▶ [Entries provided]:

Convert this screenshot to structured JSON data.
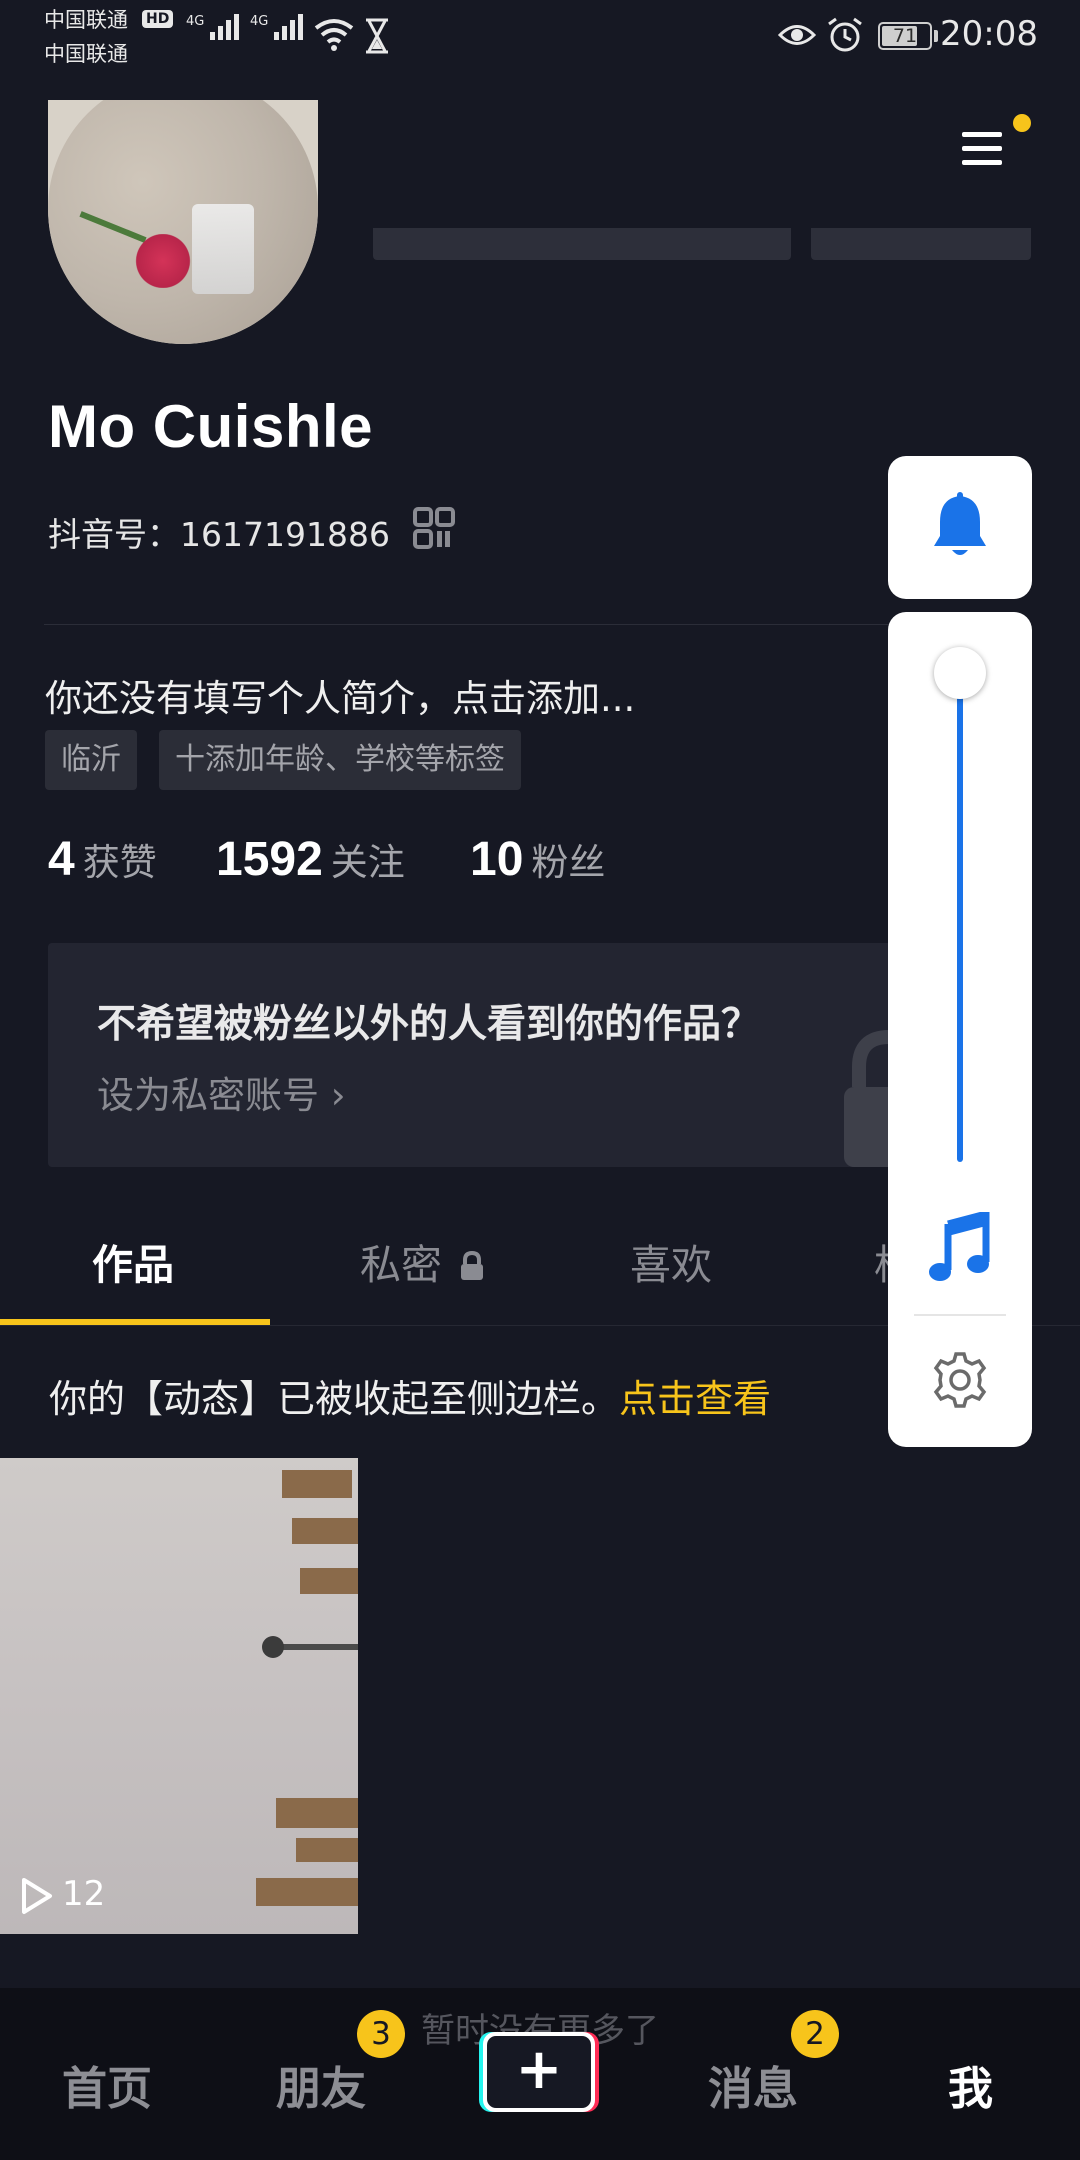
{
  "status_bar": {
    "carrier_1": "中国联通",
    "carrier_2": "中国联通",
    "hd": "HD",
    "net_1": "4G",
    "net_2": "4G",
    "battery": "71",
    "time": "20:08",
    "icons": [
      "signal-icon",
      "wifi-icon",
      "hourglass-icon",
      "eye-icon",
      "alarm-icon",
      "battery-icon"
    ]
  },
  "header": {
    "menu_icon": "menu-icon",
    "has_notification_dot": true
  },
  "profile": {
    "name": "Mo Cuishle",
    "douyin_id": "抖音号：1617191886",
    "bio": "你还没有填写个人简介，点击添加...",
    "tags": [
      "临沂",
      "十添加年龄、学校等标签"
    ],
    "stats": [
      {
        "value": "4",
        "label": "获赞"
      },
      {
        "value": "1592",
        "label": "关注"
      },
      {
        "value": "10",
        "label": "粉丝"
      }
    ]
  },
  "privacy_card": {
    "title": "不希望被粉丝以外的人看到你的作品？",
    "link": "设为私密账号"
  },
  "tabs": [
    {
      "label": "作品",
      "active": true
    },
    {
      "label": "私密",
      "locked": true
    },
    {
      "label": "喜欢"
    },
    {
      "label": "格"
    }
  ],
  "notice": {
    "text": "你的【动态】已被收起至侧边栏。",
    "link": "点击查看"
  },
  "video": {
    "play_count": "12"
  },
  "footer_hint": "暂时没有更多了",
  "bottom_nav": {
    "items": [
      "首页",
      "朋友",
      "消息",
      "我"
    ],
    "friends_badge": "3",
    "messages_badge": "2",
    "create": "+"
  },
  "floating_panel": {
    "volume_level": 1.0,
    "icons": [
      "bell-icon",
      "music-note-icon",
      "settings-icon"
    ],
    "accent": "#1a73e8"
  },
  "colors": {
    "accent_yellow": "#f7c41b",
    "background": "#161823"
  }
}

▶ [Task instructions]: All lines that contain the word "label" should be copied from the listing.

▶ [Written response]:
        "label": "获赞"
        "label": "关注"
        "label": "粉丝"
      "label": "作品",
      "label": "私密",
      "label": "喜欢"
      "label": "格"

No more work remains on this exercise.